→ The data:
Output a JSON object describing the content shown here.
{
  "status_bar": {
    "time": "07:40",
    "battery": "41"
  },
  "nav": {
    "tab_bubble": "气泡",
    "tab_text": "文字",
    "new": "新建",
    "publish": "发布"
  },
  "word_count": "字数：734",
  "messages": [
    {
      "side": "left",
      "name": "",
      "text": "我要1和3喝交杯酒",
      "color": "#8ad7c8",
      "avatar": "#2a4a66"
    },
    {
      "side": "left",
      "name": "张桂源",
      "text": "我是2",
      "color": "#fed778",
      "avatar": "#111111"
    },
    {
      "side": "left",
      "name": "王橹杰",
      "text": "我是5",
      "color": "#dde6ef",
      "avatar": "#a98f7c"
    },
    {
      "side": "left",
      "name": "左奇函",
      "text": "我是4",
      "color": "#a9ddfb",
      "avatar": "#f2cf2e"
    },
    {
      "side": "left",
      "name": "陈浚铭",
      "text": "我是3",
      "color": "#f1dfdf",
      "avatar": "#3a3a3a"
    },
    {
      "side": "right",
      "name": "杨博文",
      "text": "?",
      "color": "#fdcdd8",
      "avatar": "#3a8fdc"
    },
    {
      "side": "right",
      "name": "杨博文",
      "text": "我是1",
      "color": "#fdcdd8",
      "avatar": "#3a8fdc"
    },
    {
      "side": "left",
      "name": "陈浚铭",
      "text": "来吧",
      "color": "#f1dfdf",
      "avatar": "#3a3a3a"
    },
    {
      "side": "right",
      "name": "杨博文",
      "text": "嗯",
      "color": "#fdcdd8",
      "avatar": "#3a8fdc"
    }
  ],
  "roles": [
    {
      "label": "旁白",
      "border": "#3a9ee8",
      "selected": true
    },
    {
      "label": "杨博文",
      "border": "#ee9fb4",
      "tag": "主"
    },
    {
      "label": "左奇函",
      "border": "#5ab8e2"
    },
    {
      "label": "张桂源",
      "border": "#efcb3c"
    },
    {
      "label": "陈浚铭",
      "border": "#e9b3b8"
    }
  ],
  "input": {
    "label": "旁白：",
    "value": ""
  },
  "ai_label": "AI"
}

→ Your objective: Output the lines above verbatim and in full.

→ Worked solution:
Output a JSON object describing the content shown here.
{
  "status_bar": {
    "time": "07:40",
    "battery": "41"
  },
  "nav": {
    "tab_bubble": "气泡",
    "tab_text": "文字",
    "new": "新建",
    "publish": "发布"
  },
  "word_count": "字数：734",
  "messages": [
    {
      "side": "left",
      "name": "",
      "text": "我要1和3喝交杯酒",
      "color": "#8ad7c8",
      "avatar": "#2a4a66"
    },
    {
      "side": "left",
      "name": "张桂源",
      "text": "我是2",
      "color": "#fed778",
      "avatar": "#111111"
    },
    {
      "side": "left",
      "name": "王橹杰",
      "text": "我是5",
      "color": "#dde6ef",
      "avatar": "#a98f7c"
    },
    {
      "side": "left",
      "name": "左奇函",
      "text": "我是4",
      "color": "#a9ddfb",
      "avatar": "#f2cf2e"
    },
    {
      "side": "left",
      "name": "陈浚铭",
      "text": "我是3",
      "color": "#f1dfdf",
      "avatar": "#3a3a3a"
    },
    {
      "side": "right",
      "name": "杨博文",
      "text": "?",
      "color": "#fdcdd8",
      "avatar": "#3a8fdc"
    },
    {
      "side": "right",
      "name": "杨博文",
      "text": "我是1",
      "color": "#fdcdd8",
      "avatar": "#3a8fdc"
    },
    {
      "side": "left",
      "name": "陈浚铭",
      "text": "来吧",
      "color": "#f1dfdf",
      "avatar": "#3a3a3a"
    },
    {
      "side": "right",
      "name": "杨博文",
      "text": "嗯",
      "color": "#fdcdd8",
      "avatar": "#3a8fdc"
    }
  ],
  "roles": [
    {
      "label": "旁白",
      "border": "#3a9ee8",
      "selected": true
    },
    {
      "label": "杨博文",
      "border": "#ee9fb4",
      "tag": "主"
    },
    {
      "label": "左奇函",
      "border": "#5ab8e2"
    },
    {
      "label": "张桂源",
      "border": "#efcb3c"
    },
    {
      "label": "陈浚铭",
      "border": "#e9b3b8"
    }
  ],
  "input": {
    "label": "旁白：",
    "value": ""
  },
  "ai_label": "AI"
}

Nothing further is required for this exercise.